Weaknesses: AHA pads contain a low amount of glycolic and lactic acids; some products contain fragrant plant extracts; every product contains feverfew extract, which has benefits, but also can be an irritant; jar packaging; for a line meant for sensitive skin, their use of common irritants is disappointing.

With a name like First Aid Beauty (FAB for short), it's obvious this line is meant to rescue your skin from distress, and, indeed, these products are targeted toward those who have sensitive, easily irritated skin, but who still want an elegant, department-store flair. Ironically, FAB falls short on both ends of the spectrum.

Despite the company's claims of providing "therapeutic action" for "tough skin conditions," some of the products contain irritating ingredients that are extremely problematic for any skin type, especially for those with sensitive or compromised skin. It was disappointing to see known irritants like sulfur, balsam resin, and witch hazel in products claiming to calm your skin and reduce redness. "What were they thinking?" was a question that came up more than once while reviewing this line!

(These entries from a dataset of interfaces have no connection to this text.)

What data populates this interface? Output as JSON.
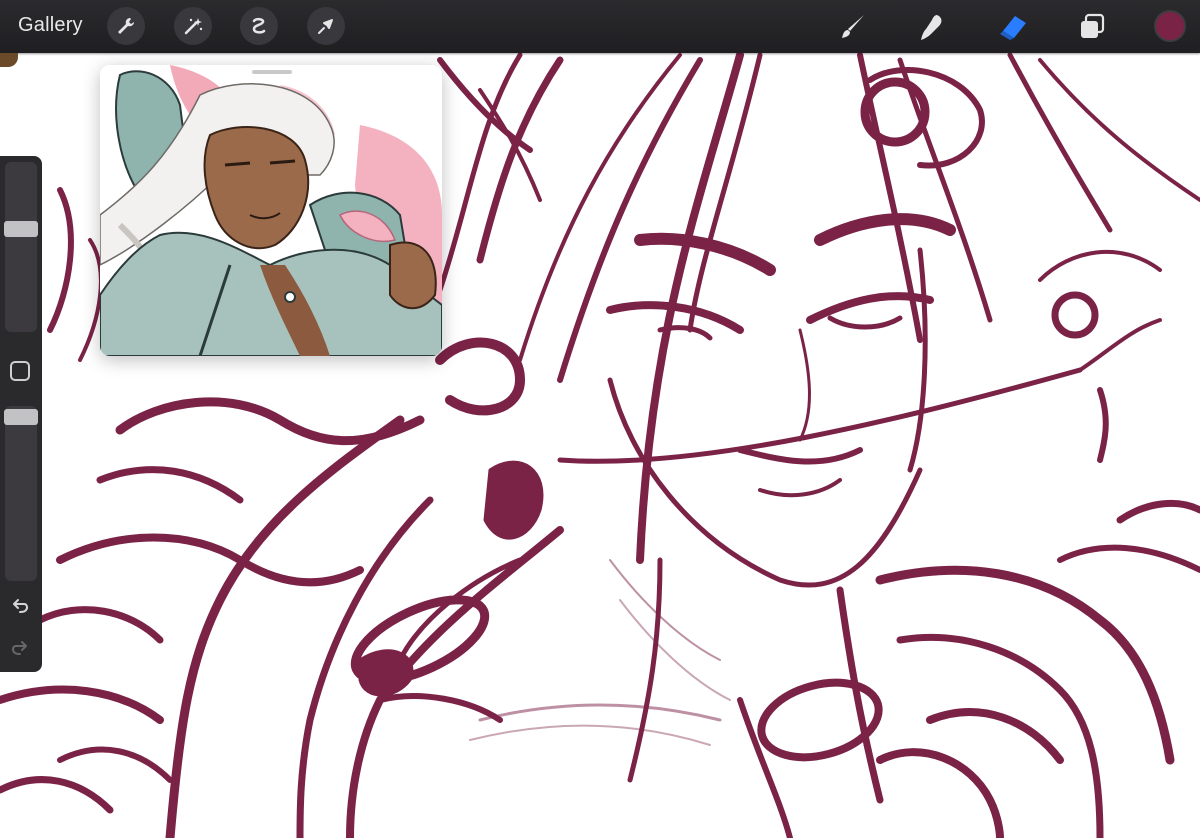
{
  "toolbar": {
    "gallery_label": "Gallery",
    "left_tools": [
      "wrench-icon",
      "magic-wand-icon",
      "selection-icon",
      "transform-arrow-icon"
    ],
    "right_tools": [
      "brush-icon",
      "smudge-icon",
      "eraser-icon",
      "layers-icon"
    ],
    "active_tool": "eraser-icon",
    "active_color": "#7b2347",
    "accent_color": "#2a7dff"
  },
  "sidebar": {
    "brush_size_level": 0.62,
    "brush_opacity_level": 0.98,
    "buttons": [
      "modify-square-icon",
      "undo-icon",
      "redo-icon"
    ]
  },
  "reference": {
    "visible": true
  },
  "canvas": {
    "background": "#ffffff",
    "stroke_color": "#7b2347"
  }
}
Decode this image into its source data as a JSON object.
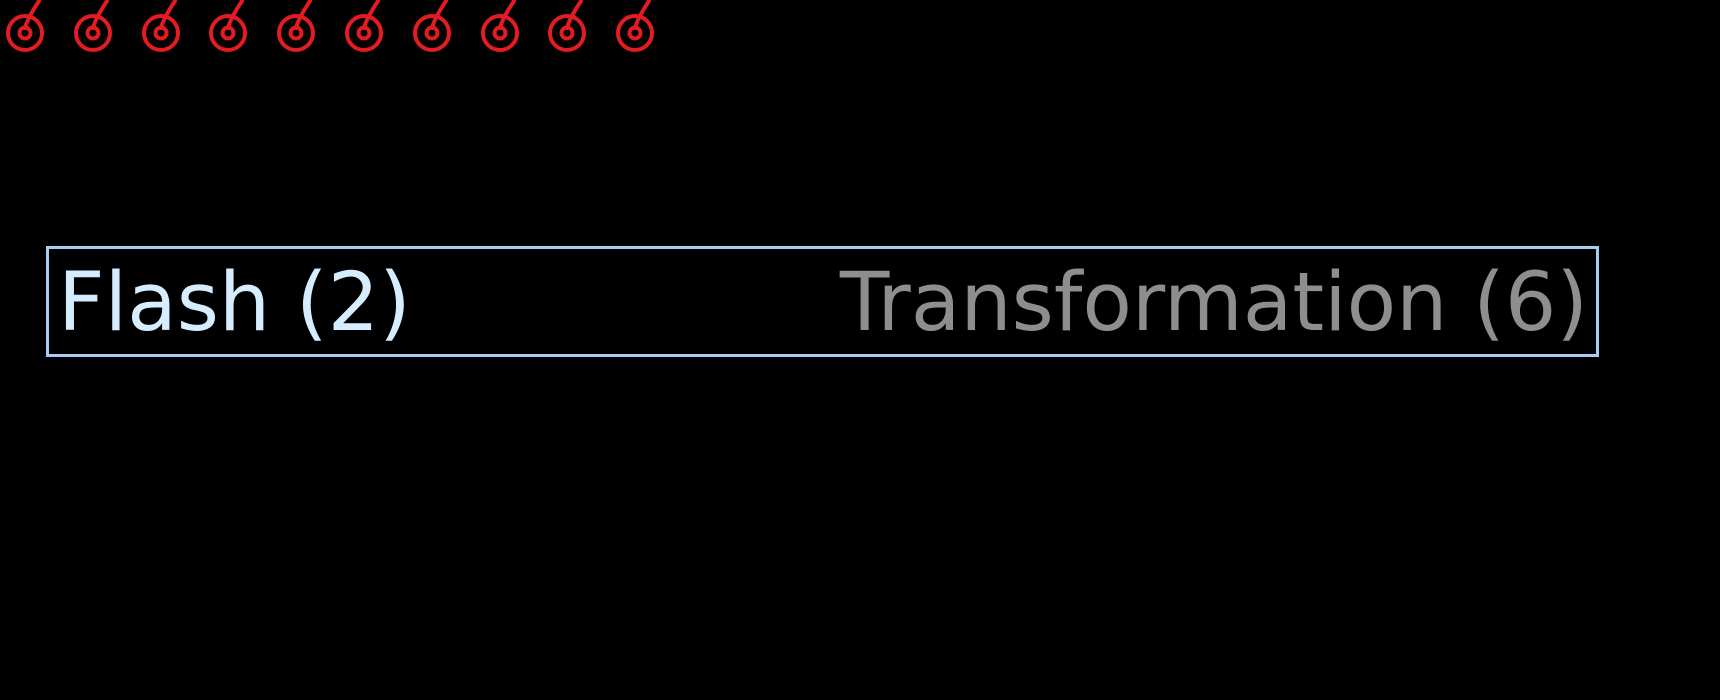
{
  "counters": {
    "icon": "red-spiral-token-icon",
    "color": "#e31b23",
    "count": 10
  },
  "tabs": [
    {
      "label": "Flash (2)",
      "selected": true,
      "color": "#d6ecff"
    },
    {
      "label": "Transformation (6)",
      "selected": false,
      "color": "#8e8e8e"
    }
  ],
  "colors": {
    "background": "#000000",
    "border": "#a8cdf2"
  }
}
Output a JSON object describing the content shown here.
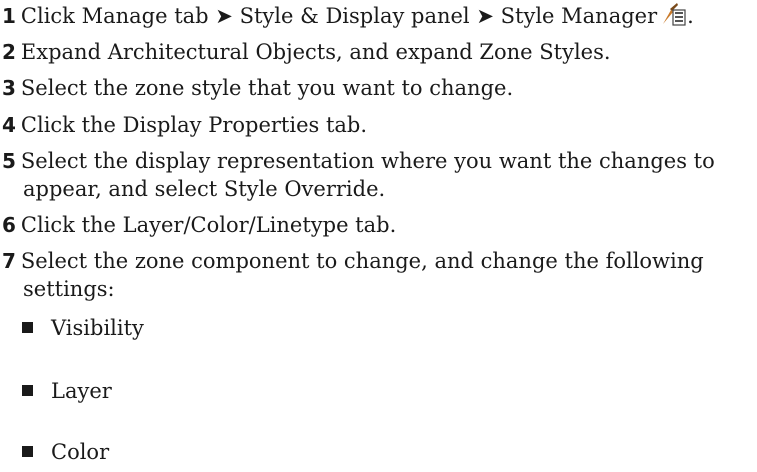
{
  "steps": [
    {
      "num": "1",
      "parts": {
        "a": "Click Manage tab",
        "sep1": "➤",
        "b": "Style & Display panel",
        "sep2": "➤",
        "c": "Style Manager",
        "end": "."
      },
      "icon": "style-manager-icon"
    },
    {
      "num": "2",
      "text": "Expand Architectural Objects, and expand Zone Styles."
    },
    {
      "num": "3",
      "text": "Select the zone style that you want to change."
    },
    {
      "num": "4",
      "text": "Click the Display Properties tab."
    },
    {
      "num": "5",
      "text": "Select the display representation where you want the changes to",
      "cont": "appear, and select Style Override."
    },
    {
      "num": "6",
      "text": "Click the Layer/Color/Linetype tab."
    },
    {
      "num": "7",
      "text": "Select the zone component to change, and change the following",
      "cont": "settings:"
    }
  ],
  "bullets": [
    "Visibility",
    "Layer",
    "Color"
  ]
}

On the bright side, First Aid Beauty does have a very good fragrance-free body wash. There are also a few products that omit the fragrance, which is a definite must for sensitive skin, although, in fact, all skin types do best with fragrance-free products. Unfortunately, the fragrance-free formulas in this line come up short on important ingredients, like antioxidants and skin-repairing ingredients.

It is best to avoid their Ultra Repair Cream, the SPF 30 sunscreen, Detox Eye Roller, Blemish Eraser, and the Anti-Redness Serum because they all contain enough irritating ingredients to make conditions like acne, redness, and sensitivity worse.

For more information about First Aid Beauty, visit your local Sephora or Ulta or call (800) 322-3619 or visit www.firstaidbeauty.com.

About the Experts

The Beautypedia team consists of skin care and makeup experts personally trained by the original Cosmetics Cop and best-selling beauty author, Paula Begoun. We’re fascinated by skin care and makeup products and thrilled when they meet or exceed our expectations, but we’re also disappointed when they fail to perform as claimed, are wildly overpriced, or contain ingredients scientific research has proven can hurt skin.

Our mission has always been to help you find the best products for your skin, no matter your budget or preferences. Beautypedia’s thorough and insightful reviews cut through the hype and provide reliable recommendations for all ages, skin types, and skin tones.